I think the basic idea involved here is that innocent life is taken away (death) in exchange for the life of the person who offers the sacrifice. The innocent animal dies so that its blood is poured out on the altar to take away sin, and its flesh is eaten as a sign of life and restored fellowship between God and man. This is where the various types of sacrifice enter in. In a holocaust/whole burnt offering, no flesh is left over. But in other types of sacrifice the priests and the offerer eat part of the animal. In this sense they are ‘sharing a meal’ with God, symbolising reconciliation, while the blood shed and the flesh eaten show that death was necessary to take away the sin of the offerer and the offerer by eating the meat gains life (biology term proteins). Thus the innocent has died so that the guilty might have life.
The broader context is the command not to eat blood (which is preserved for the Christian community in the Jerusalem Council in Acts). Put this all together and we see that the Gospel story was built into even the way we eat. Sacrifice and eating go together in both OT and NT.
I don’t think that answers all your questions, but it might be a useful starting point.
Again thanks for the Hebrew definitions. I think we agreed then that it was the blood poured out i.e. the Death of Christ that provided for atonement rather than His life albeit that His sinless life (typified in the perfect OT Sacrificial victims) qualified Him.
Just out of interest my first 11 years as a believer were spent among the Plymouth Brethren, OT tabernacle, priesthood, sacrifices, types and shadows was an area well studied.
Do you consider that the prohibition on eating blood is obligatory for Christians. I wrote an analysis on the Jerusalem ruling for a JW: I was talking with.
The council of Jerusalem put out four restrictions that actually come down to three.
Refrain from fornication
Refrain from Blood and things strangled
Do not eat things offered to idols
Paul upholds the first which is clearly a moral constant but discounts the third, although tell he us to observe it if offends our brothers conscience.
The question is what was the purpose of refraining from blood? I think the context of Acts 15 seems to be to keep harmony between Jewish and Gentile Christians at that time rather than a continuing obligation upon us for all time.

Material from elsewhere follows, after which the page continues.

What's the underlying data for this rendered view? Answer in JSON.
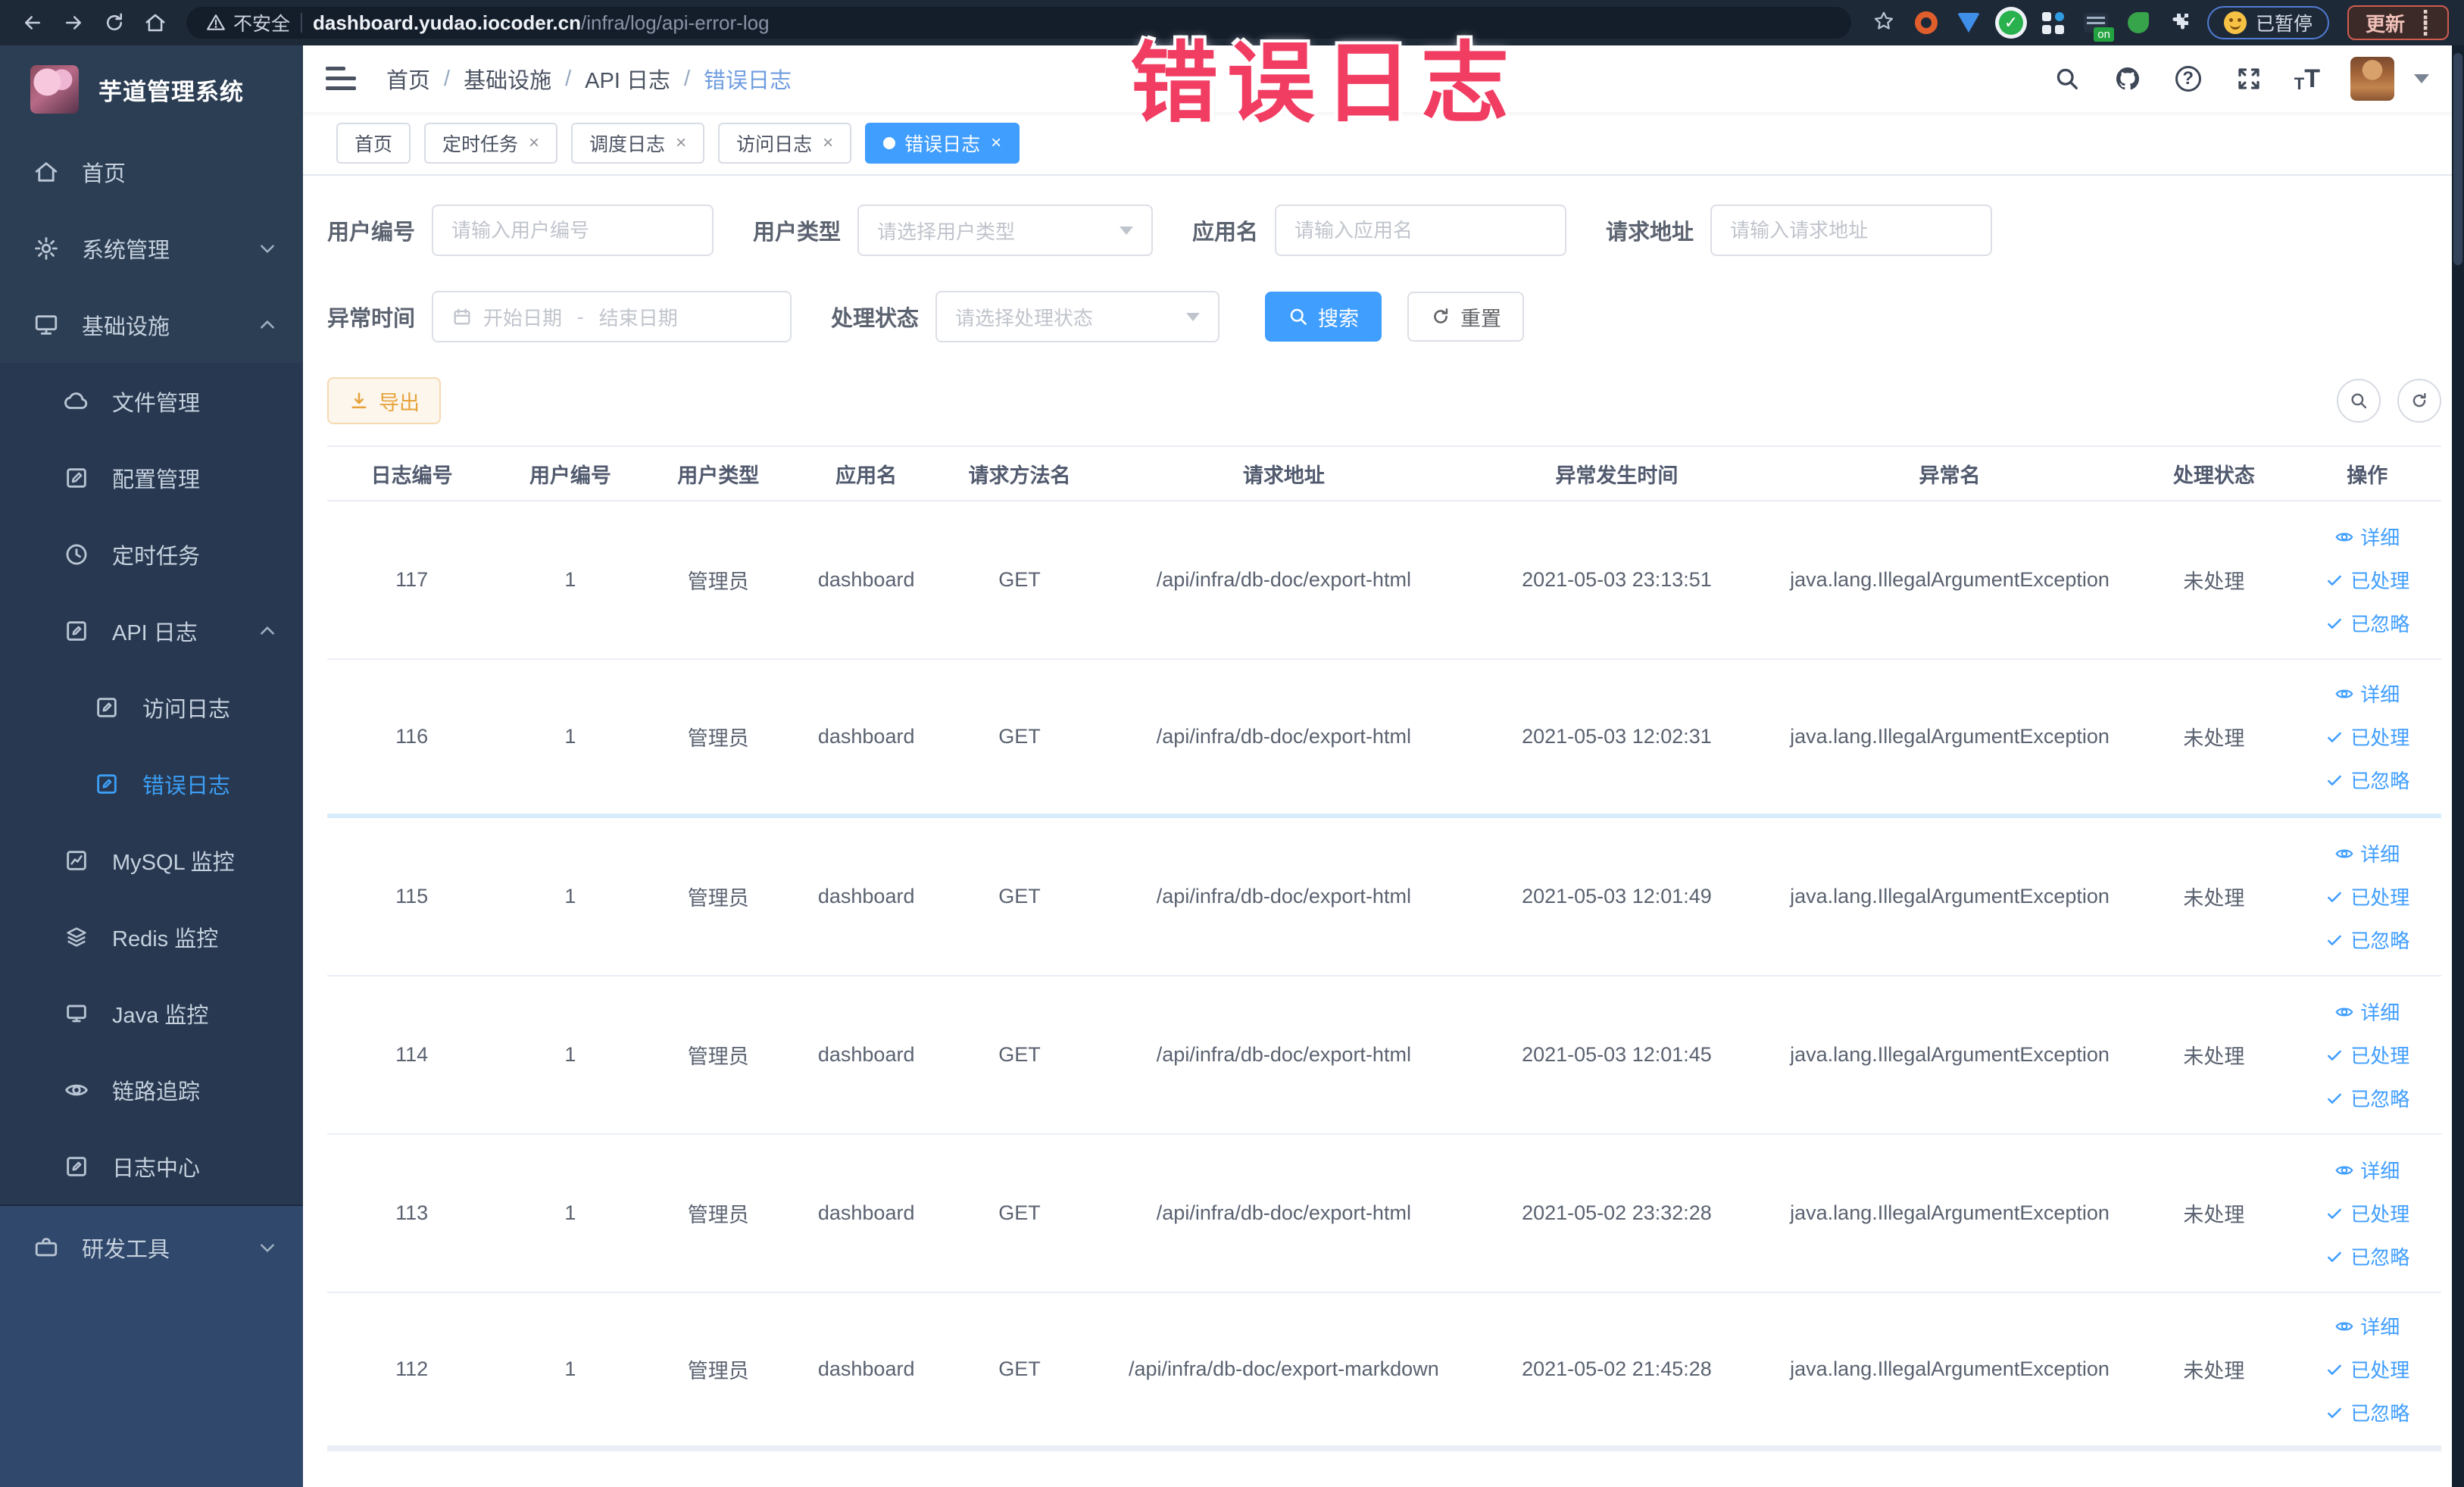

That’s a difficult one to answer because of different views about the authority of the Council. Personally I am uneasy about eating blood, but that might make me one of the weaker Christians in Paul’s discussion about conscience and food offered to idols. Blood representing the person (its life) is quite a big theme so it causes me to pay some attention to the commandment: Abel’s blood cried out to the LORD after Cain murdered him.
I have known other Christians who would not eat blood product mainly those in Pentecostal denominations. Personally I do not eat such products due to a dislike of them rather than any conviction against the practice.